The locations of build-{out,bin} can be controled by setting the $BUILD_ROOT enviromnent variable, which defaults to $REPO_TOP.

./meson_init.sh itself is idempotent, but this behavior can be changed with additional flags; see ./meson_init.sh for more information. For this reason, most examples involving Meson will include a call to ./meson_init.sh, but you will rarely need to run it more than once per checkout.

Building an executable foo destined to run on the OpenTitan device $DEVICE will output the following files under build-bin/sw/device: • foo_$DEVICE.elf: the linked program, in ELF format.
• foo_$DEVICE.bin: the linked program, as a plain binary with ELF debug information removed. • foo_$DEVICE.dis: the disassembled program with inline source code.
• foo_$DEVICE.vmem: a Verilog memory file which can be read by $readmemh() in Verilog code.

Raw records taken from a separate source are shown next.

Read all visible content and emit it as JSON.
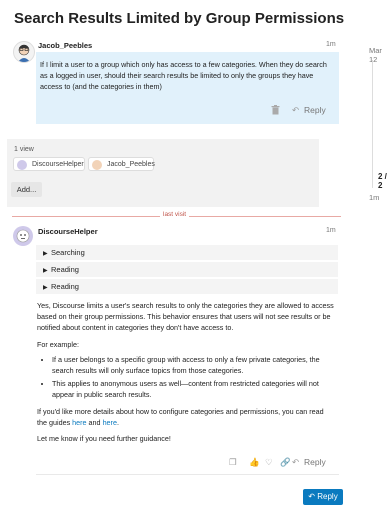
{
  "topic": {
    "title": "Search Results Limited by Group Permissions"
  },
  "post1": {
    "username": "Jacob_Peebles",
    "age": "1m",
    "body": "If I limit a user to a group which only has access to a few categories. When they do search as a logged in user, should their search results be limited to only the groups they have access to (and the categories in them)",
    "reply_label": "Reply"
  },
  "meta": {
    "views": "1 view",
    "participants": [
      "DiscourseHelper",
      "Jacob_Peebles"
    ],
    "add_label": "Add..."
  },
  "last_visit": "last visit",
  "post2": {
    "username": "DiscourseHelper",
    "age": "1m",
    "details": [
      "Searching",
      "Reading",
      "Reading"
    ],
    "para1": "Yes, Discourse limits a user's search results to only the categories they are allowed to access based on their group permissions. This behavior ensures that users will not see results or be notified about content in categories they don't have access to.",
    "para2": "For example:",
    "bullets": [
      "If a user belongs to a specific group with access to only a few private categories, the search results will only surface topics from those categories.",
      "This applies to anonymous users as well—content from restricted categories will not appear in public search results."
    ],
    "para3_a": "If you'd like more details about how to configure categories and permissions, you can read the guides ",
    "link1": "here",
    "para3_and": " and ",
    "link2": "here",
    "para3_end": ".",
    "para4": "Let me know if you need further guidance!",
    "reply_label": "Reply"
  },
  "timeline": {
    "date": "Mar 12",
    "count": "2 / 2",
    "age": "1m"
  },
  "footer": {
    "reply_label": "Reply"
  }
}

In general, this executable is built by the foo_export_$DEVICE target. For example, this builds the pwrmgr_smoketest test binary for DEVICE sim_dv: $ ninja -C build-out sw/device/tests/pwrmgr_smoketest_export_sim_dv

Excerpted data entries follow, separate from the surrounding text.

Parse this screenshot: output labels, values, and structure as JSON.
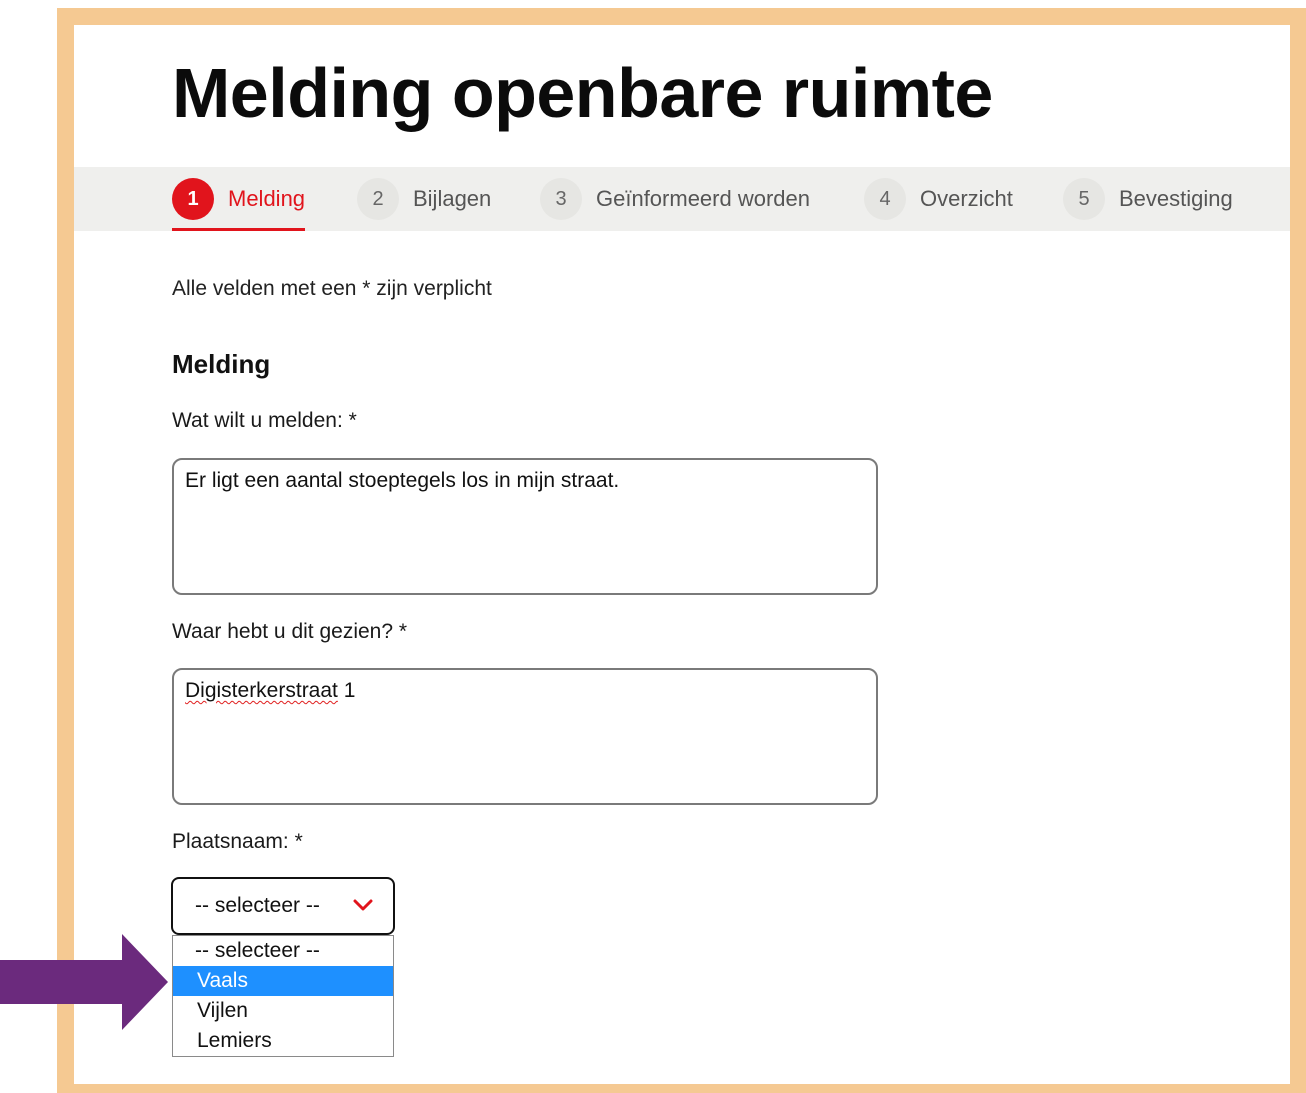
{
  "page": {
    "title": "Melding openbare ruimte",
    "frame_color": "#f5c992",
    "accent_color": "#e1141c"
  },
  "steps": [
    {
      "number": "1",
      "label": "Melding",
      "active": true
    },
    {
      "number": "2",
      "label": "Bijlagen",
      "active": false
    },
    {
      "number": "3",
      "label": "Geïnformeerd worden",
      "active": false
    },
    {
      "number": "4",
      "label": "Overzicht",
      "active": false
    },
    {
      "number": "5",
      "label": "Bevestiging",
      "active": false
    }
  ],
  "form": {
    "required_note": "Alle velden met een * zijn verplicht",
    "section_title": "Melding",
    "what_label": "Wat wilt u melden: *",
    "what_value": "Er ligt een aantal stoeptegels los in mijn straat.",
    "where_label": "Waar hebt u dit gezien? *",
    "where_value_word": "Digisterkerstraat",
    "where_value_rest": " 1",
    "place_label": "Plaatsnaam: *",
    "place_selected": "-- selecteer --",
    "place_options": [
      "-- selecteer --",
      "Vaals",
      "Vijlen",
      "Lemiers"
    ],
    "place_highlighted": "Vaals"
  },
  "annotation": {
    "arrow_color": "#6b2a7d",
    "arrow_icon": "arrow-right-icon"
  }
}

Building an executable destined to run on a host machine (i.e., under sw/host) will output a host excecutable under build-bin/sw/host, which can be run directly.

Troubleshooting the build system

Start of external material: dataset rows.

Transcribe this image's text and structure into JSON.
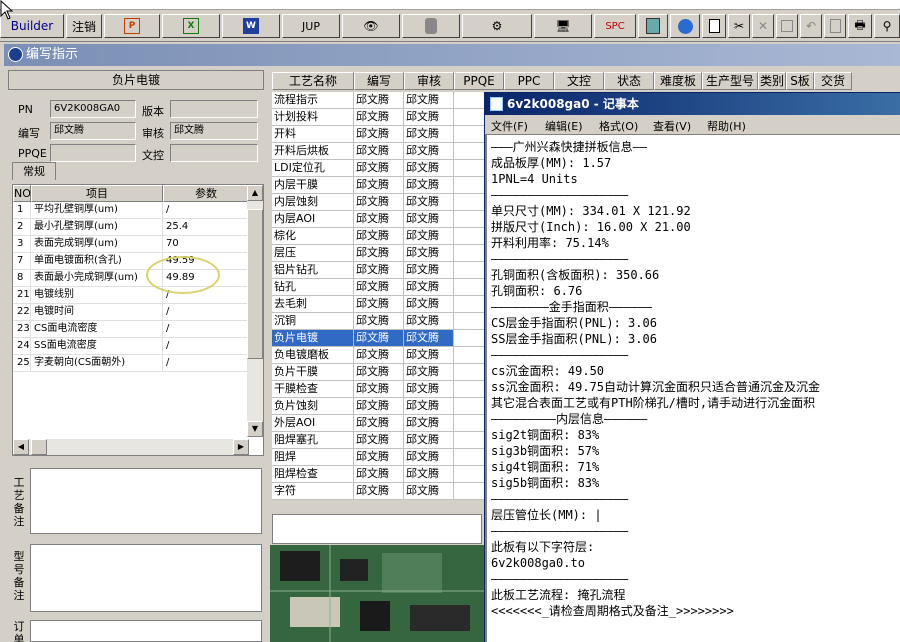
{
  "toolbar": {
    "builder_label": "Builder",
    "cancel_label": "注销",
    "jup_label": "JUP",
    "spc_label": "SPC",
    "icons": [
      "powerpoint-icon",
      "excel-icon",
      "word-icon",
      "jup-icon",
      "eye-icon",
      "database-icon",
      "network-icon",
      "computer-icon",
      "spc-icon",
      "calculator-icon",
      "globe-icon",
      "new-document-icon",
      "cut-icon",
      "delete-icon",
      "save-icon",
      "undo-icon",
      "preview-icon",
      "print-icon",
      "binoculars-icon"
    ]
  },
  "child_window": {
    "title": "编写指示"
  },
  "left_panel": {
    "section_title": "负片电镀",
    "pn_label": "PN",
    "pn_value": "6V2K008GA0",
    "version_label": "版本",
    "version_value": "",
    "author_label": "编写",
    "author_value": "邱文腾",
    "reviewer_label": "审核",
    "reviewer_value": "邱文腾",
    "ppqe_label": "PPQE",
    "ppqe_value": "",
    "doc_label": "文控",
    "doc_value": "",
    "tab_label": "常规",
    "table": {
      "headers": [
        "NO",
        "项目",
        "参数"
      ],
      "rows": [
        [
          "1",
          "平均孔壁铜厚(um)",
          "/"
        ],
        [
          "2",
          "最小孔壁铜厚(um)",
          "25.4"
        ],
        [
          "3",
          "表面完成铜厚(um)",
          "70"
        ],
        [
          "7",
          "单面电镀面积(含孔)",
          "49.59"
        ],
        [
          "8",
          "表面最小完成铜厚(um)",
          "49.89"
        ],
        [
          "21",
          "电镀线别",
          "/"
        ],
        [
          "22",
          "电镀时间",
          "/"
        ],
        [
          "23",
          "CS面电流密度",
          "/"
        ],
        [
          "24",
          "SS面电流密度",
          "/"
        ],
        [
          "25",
          "字麦朝向(CS面朝外)",
          "/"
        ]
      ]
    },
    "memo_labels": [
      "工艺备注",
      "型号备注",
      "订单"
    ]
  },
  "grid": {
    "headers": [
      "工艺名称",
      "编写",
      "审核",
      "PPQE",
      "PPC",
      "文控",
      "状态",
      "难度板",
      "生产型号",
      "类别",
      "S板",
      "交货"
    ],
    "rows": [
      [
        "流程指示",
        "邱文腾",
        "邱文腾"
      ],
      [
        "计划投料",
        "邱文腾",
        "邱文腾"
      ],
      [
        "开料",
        "邱文腾",
        "邱文腾"
      ],
      [
        "开料后烘板",
        "邱文腾",
        "邱文腾"
      ],
      [
        "LDI定位孔",
        "邱文腾",
        "邱文腾"
      ],
      [
        "内层干膜",
        "邱文腾",
        "邱文腾"
      ],
      [
        "内层蚀刻",
        "邱文腾",
        "邱文腾"
      ],
      [
        "内层AOI",
        "邱文腾",
        "邱文腾"
      ],
      [
        "棕化",
        "邱文腾",
        "邱文腾"
      ],
      [
        "层压",
        "邱文腾",
        "邱文腾"
      ],
      [
        "铝片钻孔",
        "邱文腾",
        "邱文腾"
      ],
      [
        "钻孔",
        "邱文腾",
        "邱文腾"
      ],
      [
        "去毛刺",
        "邱文腾",
        "邱文腾"
      ],
      [
        "沉铜",
        "邱文腾",
        "邱文腾"
      ],
      [
        "负片电镀",
        "邱文腾",
        "邱文腾"
      ],
      [
        "负电镀磨板",
        "邱文腾",
        "邱文腾"
      ],
      [
        "负片干膜",
        "邱文腾",
        "邱文腾"
      ],
      [
        "干膜检查",
        "邱文腾",
        "邱文腾"
      ],
      [
        "负片蚀刻",
        "邱文腾",
        "邱文腾"
      ],
      [
        "外层AOI",
        "邱文腾",
        "邱文腾"
      ],
      [
        "阻焊塞孔",
        "邱文腾",
        "邱文腾"
      ],
      [
        "阻焊",
        "邱文腾",
        "邱文腾"
      ],
      [
        "阻焊检查",
        "邱文腾",
        "邱文腾"
      ],
      [
        "字符",
        "邱文腾",
        "邱文腾"
      ]
    ],
    "selected_index": 14
  },
  "notepad": {
    "title": "6v2k008ga0 - 记事本",
    "menu": [
      "文件(F)",
      "编辑(E)",
      "格式(O)",
      "查看(V)",
      "帮助(H)"
    ],
    "lines": [
      "———广州兴森快捷拼板信息——",
      "成品板厚(MM): 1.57",
      "1PNL=4 Units",
      "———————————————————",
      "单只尺寸(MM): 334.01 X 121.92",
      "拼版尺寸(Inch): 16.00 X 21.00",
      "开料利用率: 75.14%",
      "———————————————————",
      "孔铜面积(含板面积): 350.66",
      "孔铜面积: 6.76",
      "————————金手指面积——————",
      "CS层金手指面积(PNL): 3.06",
      "SS层金手指面积(PNL): 3.06",
      "———————————————————",
      "cs沉金面积: 49.50",
      "ss沉金面积: 49.75自动计算沉金面积只适合普通沉金及沉金",
      "其它混合表面工艺或有PTH阶梯孔/槽时,请手动进行沉金面积",
      "—————————内层信息——————",
      "sig2t铜面积: 83%",
      "sig3b铜面积: 57%",
      "sig4t铜面积: 71%",
      "sig5b铜面积: 83%",
      "———————————————————",
      "层压管位长(MM): |",
      "———————————————————",
      "此板有以下字符层:",
      "6v2k008ga0.to",
      "———————————————————",
      "此板工艺流程: 掩孔流程",
      "<<<<<<<_请检查周期格式及备注_>>>>>>>>"
    ]
  }
}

If you encounter an error running ./meson_init.sh you could re-run using the -f flag which will erase any existing building directories to yield a clean build. This sledgehammer is only intended to be used as a last resort when the existing configuration is seriously broken.

$./meson_init.sh -f  If any meson.build files are changed the configuration can be regenerated by passing the -r flag to ./meson_init.sh $ ./meson_init.sh -r


./meson_init.sh needs to know where the toolchain you are using is, and which tools from it should be used.

If you are using the lowrisc-provided toolchain (obtained with get-toolchain.py), and it is installed in the default location (/tools/riscv), then ./meson_init.sh does not need additional configuration.

If you are using the lowrisc-provided toolchain, but have located it in a non-default location (using get-toolchain.py -t /path/to/lowrisc/toolchain), you can use the environment variable TOOLCHAIN_PATH to point to your toolchain location, like so:

$export TOOLCHAIN_PATH=/path/to/lowrisc/toolchain$ ./meson_init.sh


If you have moved a lowrisc-provided toolchain (obtained with get-toolchain.py), you will need to update paths within the meson toolchain configuration files within the toolchain installation. These are called meson-<triple>-<compiler>.txt, and are present in toolchains since version 20200602-1. You can still use TOOLCHAIN_PATH to point to the toolchain location if you have updated the paths within these files.

If you have built your own toolchain by following option 2 under Installing Software Build Requirements, then you need to point ./meson_init.sh to your custom toolchain file using -t FILE:

$./meson_init -t /path/to/toolchain/file  If you do not specify your own toolchain configuration file (using ./meson_init.sh -t), and meson_init.sh cannot find the default configuration in your toolchain, the legacy toolchain.txt from the main OpenTitan repository will be used. If TOOLCHAIN_PATH is set, this will be used to update any paths within the legacy configuration. Debugging device software Attaching a debugger GDB can be used to debug device software running on an FPGA or in a Verilator simulation. Refer to the Getting started on FPGAs and Verilator guides for more details. Disassembling device code A disassembly of all executable sections is produced by the build system by default. It can be found by looking for files with the .dis extension next to the corresponding ELF file. To get a different type of disassembly, e.g. one which includes data sections in addition to executable sections, objdump can be called manually. For example the following command shows how to disassemble all sections of the UART DIF smoke test interleaved with the actual source code. $ riscv32-unknown-elf-objdump --disassemble-all --headers --line-numbers --source build-bin/sw/device/tests/uart_smoketest_sim_verilator.elf


Refer to the output of riscv32-unknown-elf-objdump --help for a full list of options.